As we know from centuries of archaeological findings, Ancient Egyptian funerary rituals were extensive and well planned. Well preserved mummies have given us a clear vision of Egyptian civilization 3000 years ago.
Mummy masks and coffins were traditionally made from wood or cartonnage (paint, plaster, linen). The rare example within our upcoming auction is crafted from mud and straw, which would have been combined and dried as the mould, then the mask would have been modelled to depict its owner and incorporated into the coffin. Originally reserved only for royalty, mummification later became popular for wealthy and elite members of Egyptian society, whom this example would likely have been made for.
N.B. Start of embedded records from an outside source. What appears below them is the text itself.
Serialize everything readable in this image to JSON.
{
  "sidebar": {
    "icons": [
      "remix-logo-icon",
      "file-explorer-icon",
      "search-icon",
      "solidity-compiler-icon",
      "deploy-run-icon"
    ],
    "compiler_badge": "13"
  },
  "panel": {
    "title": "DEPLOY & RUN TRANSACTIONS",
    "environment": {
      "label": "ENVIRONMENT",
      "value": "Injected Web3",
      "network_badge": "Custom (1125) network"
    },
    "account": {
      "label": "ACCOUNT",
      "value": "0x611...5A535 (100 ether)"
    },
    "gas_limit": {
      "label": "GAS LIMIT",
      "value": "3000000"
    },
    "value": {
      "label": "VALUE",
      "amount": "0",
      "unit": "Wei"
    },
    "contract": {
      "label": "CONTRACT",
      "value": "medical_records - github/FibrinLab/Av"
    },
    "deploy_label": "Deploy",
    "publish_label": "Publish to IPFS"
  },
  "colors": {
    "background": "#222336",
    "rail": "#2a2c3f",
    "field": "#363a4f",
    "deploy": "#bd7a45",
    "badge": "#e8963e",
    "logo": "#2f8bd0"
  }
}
In addition to replicating the appearance of their owner, these masks provided both physical and magical protection. Egyptian funerary customs were quite elaborate, and a requirement of these ceremonies was to preserve the physical body in the most life-like manner possible, achieved through a laborious 70-day mummification process and encasement of the body in a coffin, and then later, a tomb. The belief was that the physical body was the soul’s vessel, so if protected, the soul could successfully pass into the afterlife and be reborn.
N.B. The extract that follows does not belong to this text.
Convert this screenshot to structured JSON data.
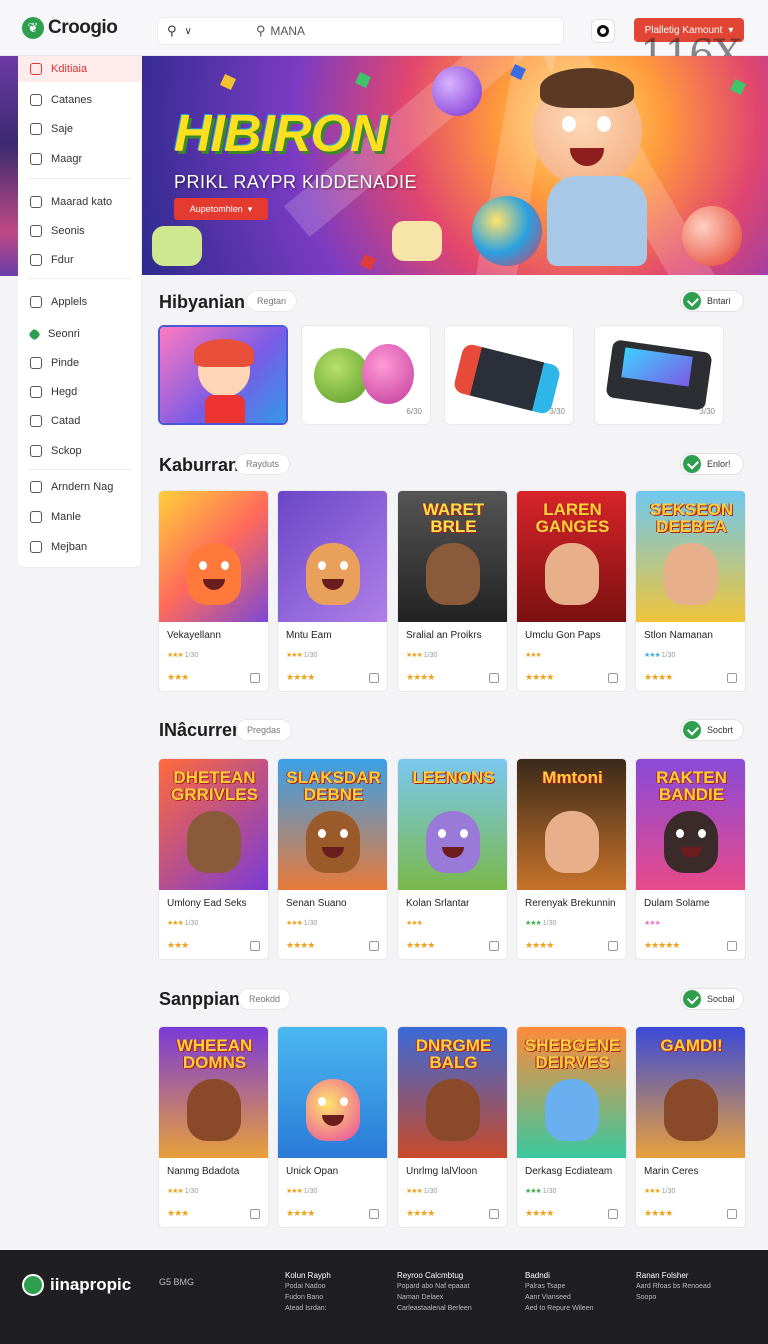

It is a real treat to handle a piece of this age and condition, and we look forward to offering this mask on December 10 within our Decorative Arts and Asian Works of Art Including Antiquities auction.
Chiara Curcio, Head of Decorative Arts